I haven’t read a whole lot about why hip-hop isn’t big here, but I wonder if it has to do with the fact that in Mexico, there seems to be a culture of quiet acceptance when things go wrong. Politicians stealing again? Sigh, shake of the head. Yep, that’s what they always do. No water? Yeah, but that’s just the way it is. The general notion seems to be to keep your head down, and make sure your family is fed. Not strike back at The Man through politically aware lyrics.
That still doesn’t answer the question about why American hip-hop culture hasn’t seeped in more. Mexicans have embraced plenty of other aspects of American culture — fast food, sneaker boutiques, Wal-Mart.

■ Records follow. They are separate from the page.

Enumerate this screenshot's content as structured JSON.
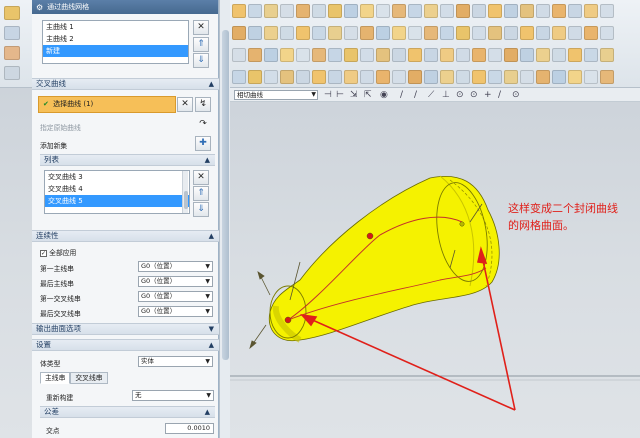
{
  "dialog": {
    "title": "通过曲线网格",
    "primary_curves": {
      "items": [
        "主曲线 1",
        "主曲线 2",
        "新建"
      ],
      "selected_index": 2
    },
    "cross_curves": {
      "header": "交叉曲线",
      "select_label": "选择曲线 (1)",
      "specify_origin": "指定原始曲线",
      "add_new_set": "添加新集",
      "list_header": "列表",
      "items": [
        "交叉曲线 3",
        "交叉曲线 4",
        "交叉曲线 5"
      ],
      "selected_index": 2
    },
    "continuity": {
      "header": "连续性",
      "apply_all": "全部应用",
      "rows": [
        {
          "label": "第一主线串",
          "value": "G0（位置）"
        },
        {
          "label": "最后主线串",
          "value": "G0（位置）"
        },
        {
          "label": "第一交叉线串",
          "value": "G0（位置）"
        },
        {
          "label": "最后交叉线串",
          "value": "G0（位置）"
        }
      ]
    },
    "output_options_header": "输出曲面选项",
    "settings": {
      "header": "设置",
      "body_type_label": "体类型",
      "body_type_value": "实体",
      "tabs": [
        "主线串",
        "交叉线串"
      ],
      "rebuild_label": "重新构建",
      "rebuild_value": "无",
      "tolerance_header": "公差",
      "intersect_label": "交点",
      "intersect_value": "0.0010"
    }
  },
  "selection_bar": {
    "filter_value": "相切曲线"
  },
  "annotation": {
    "text": "这样变成二个封闭曲线的网格曲面。",
    "color": "#e0201a"
  },
  "colors": {
    "surface_yellow": "#f5f200",
    "selected_blue": "#3399ff",
    "highlight_orange": "#f6bf58",
    "title_bar": "#46698f"
  }
}
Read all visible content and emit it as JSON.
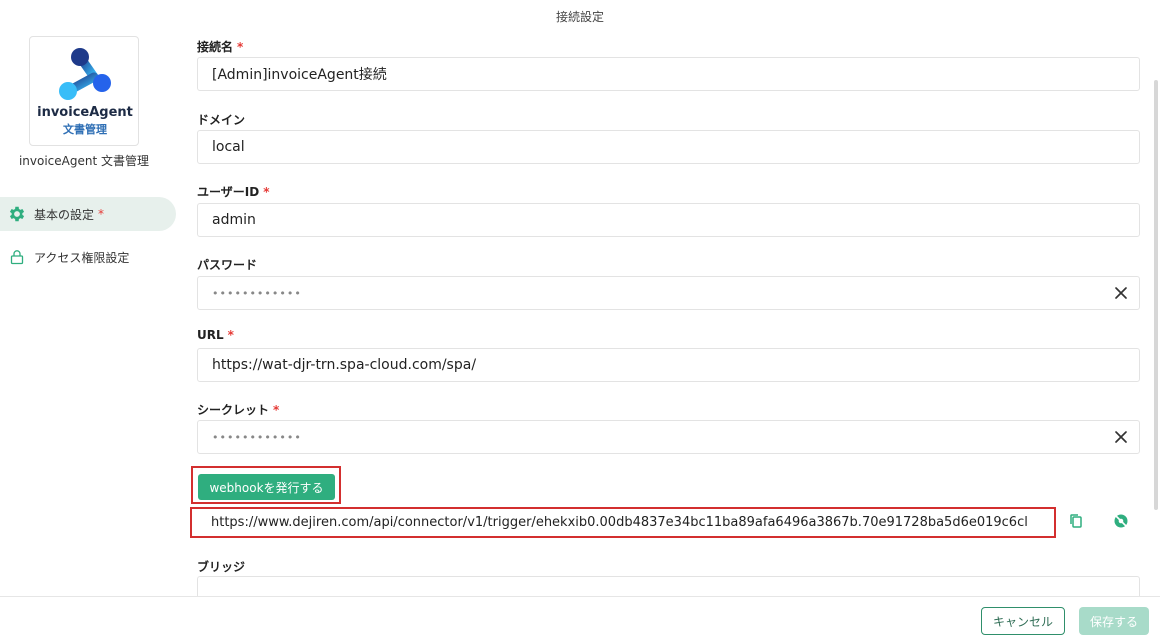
{
  "header": {
    "title": "接続設定"
  },
  "app": {
    "logo_name": "invoiceAgent",
    "logo_sub": "文書管理",
    "name": "invoiceAgent 文書管理"
  },
  "sidebar": {
    "items": [
      {
        "label": "基本の設定",
        "required": "*",
        "icon": "gear-icon",
        "active": true
      },
      {
        "label": "アクセス権限設定",
        "icon": "lock-icon",
        "active": false
      }
    ]
  },
  "form": {
    "required_mark": "*",
    "connection_name": {
      "label": "接続名",
      "value": "[Admin]invoiceAgent接続"
    },
    "domain": {
      "label": "ドメイン",
      "value": "local"
    },
    "user_id": {
      "label": "ユーザーID",
      "value": "admin"
    },
    "password": {
      "label": "パスワード",
      "value": "••••••••••••"
    },
    "url": {
      "label": "URL",
      "value": "https://wat-djr-trn.spa-cloud.com/spa/"
    },
    "secret": {
      "label": "シークレット",
      "value": "••••••••••••"
    },
    "webhook": {
      "button_label": "webhookを発行する",
      "value": "https://www.dejiren.com/api/connector/v1/trigger/ehekxib0.00db4837e34bc11ba89afa6496a3867b.70e91728ba5d6e019c6cl"
    },
    "bridge": {
      "label": "ブリッジ"
    }
  },
  "footer": {
    "cancel_label": "キャンセル",
    "save_label": "保存する"
  },
  "colors": {
    "accent": "#2fae7f",
    "highlight": "#d32f2f",
    "required": "#e53935"
  }
}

I was like oh, boy (rubbed my hands together like a plotting mad professor) gotta get to back to blogging.
Before I continue, let me just give you a little context:
See, back in 2005, ya boy was sitting in the dungeons of a newspaper (clocking decent loot), wondering to himself: How can I get the heck out of here? And it dawned on me…write. So I wrote. And I wrote about hip-hop, because, frankly I listened to enough 89 Tech 9, been to enough Rock Steady Crew reunions, the Apollo, Summer Jams, you name it to know more about this music and culture than, perhaps, your average person who writes for a newspaper. At least that´s been my experience.
That said, I thank every reporter who didn´t realize Snoop dropped the Doggy Dog years ago, didn´t know Ceelo Green had a career before Dangermouse, doesn´t know who Paul Wall is, can´t tell me which rapper sampled in the opening of Biggie´s “Ten Crack Commandments”, or tell me what sippin syrup refers to. Thank you oh peddlers of popular culture. Thank you, you helped me find my way.
Back to Mija´s blog.
Hip-hop culture vs. rap music…yes, it´s more clear cut than the “I´m Black” vs. “I´m African-American” debate.
The Mexican embrace … of sneaker boutiques is totally hip-hop culture. So, if we just look at that BAM! we got hip-hop culture in plain view. Other than that..commercial radio out here is more apt to play Zoe than Jay-Z, but if you blast ” Big Pimpin ,” most Mexicans in their 20s will start bobbing their head to this familiar jam.
I won´t get into it all right now, because I´d like to give this all more thought. And more posts, dig.
There´s a lot of evidence that hip-hop culture is as part of the mainstream fabric of Mexican society as anywhere. Now, the economics here are different, so you don´t see hip-hop pushed into people´s faces like you do in the States. I don´t know, maybe it´s the lack of suburban white people in Mexico that keeps hip-hop at a more humble existence here. But it´s here. And don´t worry, I lace you with the knowledge. I´ve got some adventures to post about, female emcees, and the rest. Stay tuned.
- In the meanwhile, learn about political hip-hop in Mexico.
- The O.G. DJ you should try to hire if you want your expat friends to experience real hip-hop, Mexico-style.
- See why all the love for bumpers and rappers.
- Why it´s just a liiiiitle racist down here.
- Just who is that girl in the pic up there?
- Sometimes we don´t JUST write about rap. But maybe “we” should.
According to M-1 of Dead Prez, Bocafloja is down with the R.B.G movement. That was something I learned listening to the intro of Boca’s last CD. However, my curiosity about the guy above first peaked when a professor studying “global hip-hop,” told me in so many words that Bocafloja is the truth.
In other words, he’s the real deal.
(….See a clip from his show and hear the Dead Prez intro after the jump)